Pres. Bush Taps Investment Banker As Economic Adviser
The president said during a White House ceremony, ”I selected Steve for his wide experience and steady and sound judgment.”
“Our economy is strong, and we’re going to make it even stronger.”
Friedman said he was proud to accept the appointment and praised the Bush administration’s economic policies, which he said made the recent recession “one of the shortest on record.”
As the president’s top economic adviser and director of the National Economic Council, the 64-year-old Friedman will help promote the White House’s new fiscal stimulus plan, which includes a new round of tax cuts, to Congress next year.
The new stimulus package, expected to cost up to $300 billion, includes tax breaks for companies and individuals. These tax cuts are part of the White House’s strategy to bolster economic growth.
Friedman is a limited partner at investment bank Goldman Sachs, where he served as co-chairman along with former Treasury Secretary Robert Rubin, in the 1990s. He is also a senior principal at Marsh & McLennan Capital Inc., one of the world’s largest insurance brokerage firms, and serves on several corporate boards, including Wal-Mart and Fannie Mae. He has contributed to both Republican and Democratic campaigns, and gave more than $50,000 to the Republicans during the 2000 campaign.
Friedman replaces outgoing National Economic Council chief Lawrence Lindsey, who was reportedly pressured to resign last Friday along with Treasury Secretary Paul O’Neill.
Mr. Bush nominated John Snow, chairman of railroad giant CSX Corp., to replace O’Neill on Monday.
Friedman’s appointment was reportedly postponed due to strong protests from conservative Republicans.
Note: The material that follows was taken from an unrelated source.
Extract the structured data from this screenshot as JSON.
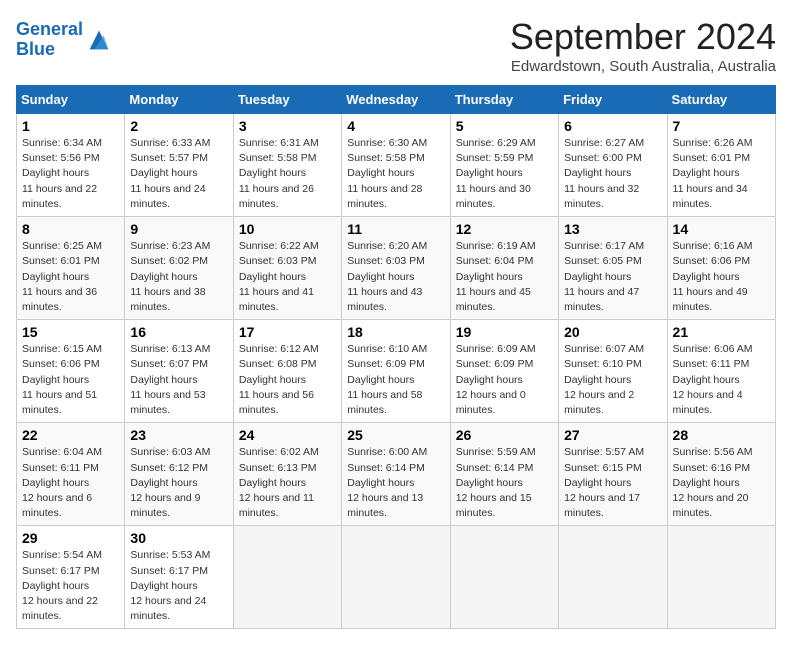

Conservatives raised concerns that Friedman — a former vice chair of the Concord Coalition, a group that opposes deficit spending — would work to balance the federal budget by perhaps limiting tax cuts, which, conservatives contend, are necessary to bolster economic growth, the Associated Press reported.
The White House reportedly assured conservative Republicans that Friedman was committed to the president’s tax cut plan.
Also this week, the president named William Donaldson, co-founder of a major investment firm and former head of the New York Stock Exchange, as the new chairman of the Securities and Exchange Commission, replacing the embattled SEC chief Harvey Pitt who resigned election day.
Unlike Snow and Donaldson’s nominations, Friedman’s appointment does not require Senate approval.